INFORMATION PROVIDED -

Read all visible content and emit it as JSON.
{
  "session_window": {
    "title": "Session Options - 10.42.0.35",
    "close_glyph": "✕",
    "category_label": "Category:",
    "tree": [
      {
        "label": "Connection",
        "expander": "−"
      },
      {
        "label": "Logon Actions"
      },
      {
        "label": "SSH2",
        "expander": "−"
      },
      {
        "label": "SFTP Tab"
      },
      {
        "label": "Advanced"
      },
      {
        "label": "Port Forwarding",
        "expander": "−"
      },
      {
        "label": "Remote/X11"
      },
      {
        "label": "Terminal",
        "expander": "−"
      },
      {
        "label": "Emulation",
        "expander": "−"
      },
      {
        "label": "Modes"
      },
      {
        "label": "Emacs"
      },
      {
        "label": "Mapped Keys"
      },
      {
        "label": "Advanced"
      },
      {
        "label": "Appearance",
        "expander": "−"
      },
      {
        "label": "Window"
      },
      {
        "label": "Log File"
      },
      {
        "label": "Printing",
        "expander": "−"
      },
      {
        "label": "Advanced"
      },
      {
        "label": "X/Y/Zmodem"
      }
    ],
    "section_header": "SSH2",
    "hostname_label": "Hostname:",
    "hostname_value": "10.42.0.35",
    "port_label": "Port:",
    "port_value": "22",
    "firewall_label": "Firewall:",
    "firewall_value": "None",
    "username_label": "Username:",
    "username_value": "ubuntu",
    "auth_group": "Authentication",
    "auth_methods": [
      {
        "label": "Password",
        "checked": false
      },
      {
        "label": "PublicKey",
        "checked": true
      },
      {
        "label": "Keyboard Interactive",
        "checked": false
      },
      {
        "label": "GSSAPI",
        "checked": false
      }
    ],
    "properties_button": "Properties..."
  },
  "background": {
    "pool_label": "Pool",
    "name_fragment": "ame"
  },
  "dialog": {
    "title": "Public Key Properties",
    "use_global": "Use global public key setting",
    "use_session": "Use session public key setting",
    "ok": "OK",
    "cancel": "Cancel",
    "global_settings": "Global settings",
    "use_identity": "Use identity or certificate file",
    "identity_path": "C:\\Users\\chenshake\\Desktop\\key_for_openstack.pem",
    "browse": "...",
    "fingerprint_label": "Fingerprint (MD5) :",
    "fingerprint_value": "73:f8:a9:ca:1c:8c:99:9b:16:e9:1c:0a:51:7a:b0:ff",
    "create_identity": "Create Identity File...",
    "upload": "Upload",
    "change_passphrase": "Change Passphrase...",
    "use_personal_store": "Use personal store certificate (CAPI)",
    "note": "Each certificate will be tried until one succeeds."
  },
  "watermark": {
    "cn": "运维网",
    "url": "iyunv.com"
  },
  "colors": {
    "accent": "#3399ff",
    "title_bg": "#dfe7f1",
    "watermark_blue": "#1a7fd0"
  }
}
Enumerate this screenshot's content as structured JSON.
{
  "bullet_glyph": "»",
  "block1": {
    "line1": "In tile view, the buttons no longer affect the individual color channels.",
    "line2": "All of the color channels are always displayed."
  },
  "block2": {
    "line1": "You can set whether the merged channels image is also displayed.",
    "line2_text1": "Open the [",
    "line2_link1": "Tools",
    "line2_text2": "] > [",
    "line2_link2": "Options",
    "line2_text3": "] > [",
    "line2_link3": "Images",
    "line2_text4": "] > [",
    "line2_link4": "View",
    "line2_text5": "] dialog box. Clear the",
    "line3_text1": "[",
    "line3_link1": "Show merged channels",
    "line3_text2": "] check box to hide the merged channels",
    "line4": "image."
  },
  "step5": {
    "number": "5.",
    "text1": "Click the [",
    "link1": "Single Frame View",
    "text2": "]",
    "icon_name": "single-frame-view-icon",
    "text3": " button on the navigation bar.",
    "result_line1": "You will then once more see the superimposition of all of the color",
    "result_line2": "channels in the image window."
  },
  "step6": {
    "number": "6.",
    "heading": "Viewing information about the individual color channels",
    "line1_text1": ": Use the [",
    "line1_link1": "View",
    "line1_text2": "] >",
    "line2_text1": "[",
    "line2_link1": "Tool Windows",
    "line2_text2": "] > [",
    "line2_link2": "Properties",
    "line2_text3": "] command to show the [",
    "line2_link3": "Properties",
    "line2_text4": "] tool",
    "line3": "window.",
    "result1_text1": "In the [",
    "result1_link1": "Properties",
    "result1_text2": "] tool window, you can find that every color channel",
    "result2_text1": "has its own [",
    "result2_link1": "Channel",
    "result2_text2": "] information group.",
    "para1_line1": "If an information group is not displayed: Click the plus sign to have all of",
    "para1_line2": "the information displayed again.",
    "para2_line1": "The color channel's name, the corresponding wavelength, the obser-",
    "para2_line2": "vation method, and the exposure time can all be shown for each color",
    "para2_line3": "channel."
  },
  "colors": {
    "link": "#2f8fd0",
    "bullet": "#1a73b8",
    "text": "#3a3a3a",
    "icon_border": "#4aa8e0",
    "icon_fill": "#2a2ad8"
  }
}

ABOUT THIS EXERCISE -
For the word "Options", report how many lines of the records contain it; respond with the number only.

SOLUTION -
2